I hope our Swallowtail managed to survive at least long enough to have a look around. We have caught fleeting glimpses of other butterflies in the garden and received a more prolonged visit from a monarch that appeared to be enjoying the chives by the back door as did a rather large bee which put up with me sticking the camera in its face for only so long before it became irate and chased me off.
Usually at our house, at this time of year, you’ll hear the cry go up, “Ducks are in!” For nearly thirty years, we have played host to passing mallard ducks that are making their way to the pond at our local park. They’ll return several times and one year they even made a nest behind one of our shrubs. Unfortunately something ate the eggs, but the following year they returned, this time with ducklings in tow. They appear to feel right at home, helping themselves to the bird seed that I put out, sometimes marching up and down on the roof or paddling in the little ground-level birdbath. They normally arrive first thing in the morning and twice this week I’ve looked out of the window and seen them actually standing on the door mat. They’ll be knocking on the door next.

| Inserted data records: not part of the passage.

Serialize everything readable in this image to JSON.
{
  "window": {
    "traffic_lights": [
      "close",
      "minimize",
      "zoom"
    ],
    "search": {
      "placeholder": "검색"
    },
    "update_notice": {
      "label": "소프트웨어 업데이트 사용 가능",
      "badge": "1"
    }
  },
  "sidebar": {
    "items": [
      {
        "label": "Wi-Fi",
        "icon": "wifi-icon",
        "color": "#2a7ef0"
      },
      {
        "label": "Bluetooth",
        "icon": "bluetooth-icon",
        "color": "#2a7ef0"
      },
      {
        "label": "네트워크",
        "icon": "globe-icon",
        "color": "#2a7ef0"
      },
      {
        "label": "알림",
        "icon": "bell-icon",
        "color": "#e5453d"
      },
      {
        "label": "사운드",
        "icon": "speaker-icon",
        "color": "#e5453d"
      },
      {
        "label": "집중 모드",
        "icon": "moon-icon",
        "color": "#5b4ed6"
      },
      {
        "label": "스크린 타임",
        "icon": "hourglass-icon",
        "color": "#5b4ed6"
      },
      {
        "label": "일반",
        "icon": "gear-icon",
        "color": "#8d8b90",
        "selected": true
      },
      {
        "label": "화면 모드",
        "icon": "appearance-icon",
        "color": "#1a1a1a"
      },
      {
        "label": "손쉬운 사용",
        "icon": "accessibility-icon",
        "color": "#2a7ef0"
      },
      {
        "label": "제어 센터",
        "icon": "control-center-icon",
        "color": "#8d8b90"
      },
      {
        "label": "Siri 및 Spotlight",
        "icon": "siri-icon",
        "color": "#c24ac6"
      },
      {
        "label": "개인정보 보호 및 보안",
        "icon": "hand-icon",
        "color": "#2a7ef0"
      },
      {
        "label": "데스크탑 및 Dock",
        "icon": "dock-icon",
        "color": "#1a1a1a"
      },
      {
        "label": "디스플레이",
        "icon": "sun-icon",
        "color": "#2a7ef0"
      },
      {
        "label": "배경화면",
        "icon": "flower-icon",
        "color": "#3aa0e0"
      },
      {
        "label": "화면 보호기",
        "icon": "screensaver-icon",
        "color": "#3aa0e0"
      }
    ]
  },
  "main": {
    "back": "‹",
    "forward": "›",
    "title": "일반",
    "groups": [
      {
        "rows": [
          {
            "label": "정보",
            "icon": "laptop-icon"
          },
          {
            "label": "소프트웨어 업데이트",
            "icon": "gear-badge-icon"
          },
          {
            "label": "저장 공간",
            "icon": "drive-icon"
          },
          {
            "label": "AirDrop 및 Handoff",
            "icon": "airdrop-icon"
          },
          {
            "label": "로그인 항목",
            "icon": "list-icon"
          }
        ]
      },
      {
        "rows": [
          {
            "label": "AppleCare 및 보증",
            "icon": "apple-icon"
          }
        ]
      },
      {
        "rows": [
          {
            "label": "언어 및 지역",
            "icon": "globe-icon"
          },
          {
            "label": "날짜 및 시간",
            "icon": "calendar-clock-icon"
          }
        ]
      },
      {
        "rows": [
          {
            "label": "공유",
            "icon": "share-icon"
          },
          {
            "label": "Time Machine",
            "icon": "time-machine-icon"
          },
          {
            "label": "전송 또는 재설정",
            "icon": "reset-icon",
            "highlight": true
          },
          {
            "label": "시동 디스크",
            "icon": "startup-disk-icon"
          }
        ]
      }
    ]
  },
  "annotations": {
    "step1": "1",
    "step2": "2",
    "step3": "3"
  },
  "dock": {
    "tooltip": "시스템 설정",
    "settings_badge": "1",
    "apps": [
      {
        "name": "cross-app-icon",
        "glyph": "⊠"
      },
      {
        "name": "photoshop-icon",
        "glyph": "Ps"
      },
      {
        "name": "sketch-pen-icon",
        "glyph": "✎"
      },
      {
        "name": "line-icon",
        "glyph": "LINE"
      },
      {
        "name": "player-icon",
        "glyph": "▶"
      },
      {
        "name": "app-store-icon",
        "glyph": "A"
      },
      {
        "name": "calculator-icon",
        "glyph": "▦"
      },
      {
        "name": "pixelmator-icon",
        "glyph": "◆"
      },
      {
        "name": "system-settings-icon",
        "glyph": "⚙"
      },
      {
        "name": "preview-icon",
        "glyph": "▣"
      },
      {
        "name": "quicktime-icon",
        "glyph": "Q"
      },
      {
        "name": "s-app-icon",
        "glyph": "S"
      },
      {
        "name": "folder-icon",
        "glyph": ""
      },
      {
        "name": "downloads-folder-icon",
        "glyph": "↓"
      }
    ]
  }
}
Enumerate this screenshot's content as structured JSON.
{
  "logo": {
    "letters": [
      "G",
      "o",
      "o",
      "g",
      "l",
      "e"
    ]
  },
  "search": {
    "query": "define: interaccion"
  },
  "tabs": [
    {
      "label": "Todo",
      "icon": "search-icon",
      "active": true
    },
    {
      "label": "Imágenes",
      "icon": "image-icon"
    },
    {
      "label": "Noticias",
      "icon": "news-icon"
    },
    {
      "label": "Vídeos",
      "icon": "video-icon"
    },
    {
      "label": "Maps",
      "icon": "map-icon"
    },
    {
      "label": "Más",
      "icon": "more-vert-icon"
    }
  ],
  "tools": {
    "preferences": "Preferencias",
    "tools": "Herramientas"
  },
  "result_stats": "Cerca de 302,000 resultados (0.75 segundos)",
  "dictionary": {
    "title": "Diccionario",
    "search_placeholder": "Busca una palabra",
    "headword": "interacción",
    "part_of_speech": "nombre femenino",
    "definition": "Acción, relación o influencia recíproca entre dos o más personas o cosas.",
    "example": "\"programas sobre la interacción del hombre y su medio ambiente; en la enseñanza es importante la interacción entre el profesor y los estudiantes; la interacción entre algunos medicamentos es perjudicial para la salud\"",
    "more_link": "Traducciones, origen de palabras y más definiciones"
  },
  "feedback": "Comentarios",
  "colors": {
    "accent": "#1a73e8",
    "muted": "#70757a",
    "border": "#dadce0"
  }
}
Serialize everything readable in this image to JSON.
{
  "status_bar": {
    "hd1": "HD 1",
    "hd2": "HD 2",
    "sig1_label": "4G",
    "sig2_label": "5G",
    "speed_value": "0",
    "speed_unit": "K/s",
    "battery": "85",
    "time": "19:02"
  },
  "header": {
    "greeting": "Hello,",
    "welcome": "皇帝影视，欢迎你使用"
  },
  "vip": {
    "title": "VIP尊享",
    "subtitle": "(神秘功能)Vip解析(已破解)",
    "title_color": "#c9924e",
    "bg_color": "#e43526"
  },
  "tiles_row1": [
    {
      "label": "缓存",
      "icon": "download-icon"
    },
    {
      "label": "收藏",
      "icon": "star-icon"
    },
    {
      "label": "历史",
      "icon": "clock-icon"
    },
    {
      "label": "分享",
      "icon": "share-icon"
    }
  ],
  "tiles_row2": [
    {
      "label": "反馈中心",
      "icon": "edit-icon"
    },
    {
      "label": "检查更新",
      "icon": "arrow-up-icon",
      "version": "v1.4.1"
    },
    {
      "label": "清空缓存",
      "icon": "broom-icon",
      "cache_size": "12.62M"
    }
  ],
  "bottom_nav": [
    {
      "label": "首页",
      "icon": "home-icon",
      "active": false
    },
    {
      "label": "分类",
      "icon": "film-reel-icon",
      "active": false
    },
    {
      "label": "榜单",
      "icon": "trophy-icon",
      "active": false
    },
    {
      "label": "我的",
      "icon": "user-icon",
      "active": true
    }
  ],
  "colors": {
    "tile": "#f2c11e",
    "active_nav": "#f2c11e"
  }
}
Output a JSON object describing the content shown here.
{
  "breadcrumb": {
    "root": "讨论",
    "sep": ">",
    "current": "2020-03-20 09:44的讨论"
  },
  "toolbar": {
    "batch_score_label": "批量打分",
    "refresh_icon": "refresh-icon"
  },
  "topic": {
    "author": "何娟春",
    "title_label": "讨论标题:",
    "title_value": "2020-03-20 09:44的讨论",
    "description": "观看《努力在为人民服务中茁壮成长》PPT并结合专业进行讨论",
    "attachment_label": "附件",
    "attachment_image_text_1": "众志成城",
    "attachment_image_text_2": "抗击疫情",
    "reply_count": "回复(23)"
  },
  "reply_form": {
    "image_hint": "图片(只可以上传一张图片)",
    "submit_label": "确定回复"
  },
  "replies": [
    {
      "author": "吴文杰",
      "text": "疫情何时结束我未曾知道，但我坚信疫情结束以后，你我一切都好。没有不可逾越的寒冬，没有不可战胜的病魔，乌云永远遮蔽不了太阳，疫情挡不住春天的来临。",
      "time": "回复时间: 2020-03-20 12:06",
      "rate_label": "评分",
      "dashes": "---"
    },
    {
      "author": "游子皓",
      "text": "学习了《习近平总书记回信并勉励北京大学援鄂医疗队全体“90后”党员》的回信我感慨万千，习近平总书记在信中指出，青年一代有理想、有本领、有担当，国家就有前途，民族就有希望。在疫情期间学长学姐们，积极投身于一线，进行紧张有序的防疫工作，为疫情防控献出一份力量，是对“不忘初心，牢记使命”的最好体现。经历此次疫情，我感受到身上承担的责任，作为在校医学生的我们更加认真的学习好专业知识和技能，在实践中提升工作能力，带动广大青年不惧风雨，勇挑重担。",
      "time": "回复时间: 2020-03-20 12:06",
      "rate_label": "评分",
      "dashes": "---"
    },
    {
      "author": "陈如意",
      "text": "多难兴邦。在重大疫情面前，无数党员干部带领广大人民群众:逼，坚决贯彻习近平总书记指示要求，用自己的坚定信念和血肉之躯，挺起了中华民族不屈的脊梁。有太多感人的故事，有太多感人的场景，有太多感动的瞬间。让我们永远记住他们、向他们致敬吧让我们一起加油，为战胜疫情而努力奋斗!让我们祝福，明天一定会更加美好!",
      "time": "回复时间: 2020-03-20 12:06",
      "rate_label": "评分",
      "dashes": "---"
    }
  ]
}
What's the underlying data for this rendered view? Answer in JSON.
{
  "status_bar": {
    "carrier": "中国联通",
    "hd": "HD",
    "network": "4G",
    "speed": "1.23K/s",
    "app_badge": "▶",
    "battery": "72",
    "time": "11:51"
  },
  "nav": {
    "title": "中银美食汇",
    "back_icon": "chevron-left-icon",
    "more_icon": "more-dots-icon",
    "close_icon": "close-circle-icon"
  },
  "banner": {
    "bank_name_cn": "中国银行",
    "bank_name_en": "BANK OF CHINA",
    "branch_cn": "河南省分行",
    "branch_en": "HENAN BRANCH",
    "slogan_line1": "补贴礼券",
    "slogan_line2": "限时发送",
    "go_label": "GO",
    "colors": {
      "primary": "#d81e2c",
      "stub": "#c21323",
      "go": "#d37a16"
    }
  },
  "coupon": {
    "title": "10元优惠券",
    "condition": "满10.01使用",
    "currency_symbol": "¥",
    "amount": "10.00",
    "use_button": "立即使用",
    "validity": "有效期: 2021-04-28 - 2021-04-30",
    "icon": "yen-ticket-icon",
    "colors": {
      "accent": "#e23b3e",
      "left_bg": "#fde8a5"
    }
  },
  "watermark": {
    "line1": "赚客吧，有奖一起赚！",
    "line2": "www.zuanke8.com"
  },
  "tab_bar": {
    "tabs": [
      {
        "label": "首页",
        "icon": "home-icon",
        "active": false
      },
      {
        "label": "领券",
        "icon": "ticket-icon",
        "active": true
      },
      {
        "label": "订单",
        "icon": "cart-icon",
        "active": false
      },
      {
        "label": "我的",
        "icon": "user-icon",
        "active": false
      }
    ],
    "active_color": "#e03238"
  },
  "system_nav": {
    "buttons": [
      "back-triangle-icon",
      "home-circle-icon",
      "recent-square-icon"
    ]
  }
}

Strangely enough, ducks are one of the very few species of bird of which I am not afraid. I can’t explain it other than the fact that they don’t do a lot of fluttering, which accounts for the clarity of these pictures as I was standing outside right next to them, rather than taking a hazy shot through a window which is how I get a lot of my bird pictures.
However, it was a different story with this baby robin. The neighborhood probably heard me scream when, going around the garden with the camera and taking pictures of the flowers, I realized that I was within touching distance of this little guy who just sat there looking puzzled as I shrieked and fell backwards into the irises. I ran back into the house to get a longer lens and took this picture from a safe distance.
This week, Ann-Christine has chosen Morning as the subject for the Lens-Artists Photo Challenge. Things have settled down into a fairly dull routine here which is why I’m looking forward to being able to get out and about again. The Chicago Botanic Garden is probably the first place I’ll visit once the lockdown is eventually lifted and it’s reasonably safe to venture out, preferably first thing in the morning before the crowds get there. I have a feeling there will be quite a few of us with the same idea. Have a good morning and stay safe, everyone.
This week, Patti has chosen Simplicity as the topic for the Lens-Artists Photo Challenge. Where I would normally, at this time of year, be enjoying lawns studded with colorful crocus at the Chicago Botanic Garden or photographing woods glowing with golden daffodils at the Morton Arboretum, I am now content with a few simple flowers in my own garden. They bring an enormous amount of pleasure at a point when even the sight of a bee going about its everyday business makes me want to jump up and down with joy.
Ann-Christine has certainly given us something to think about this week with her choice of subject for the Lens-Artists Photo Challenge. Out of chaos comes the promise of Spring. It’s not much, but it gives us hope for the future. Like the flowers, may we rise again from the grip of winter and the troubles that beset this poor old world of ours. Stay safe, everyone. Better days ahead.
This week, Cee has asked us to point our cameras upwards for her Fun Foto Challenge. While I was at the Orchid Show at the Chicago Botanic Garden a couple of weeks ago, I made the most of every opportunity and took pictures from all angles including upwards, and orchids weren’t the only things I captured.
Another entry for Becky’s Square Light Photo Challenge. This time it’s firelight. The image was captured at the Flower and Garden Show on Navy Pier in Chicago some years ago.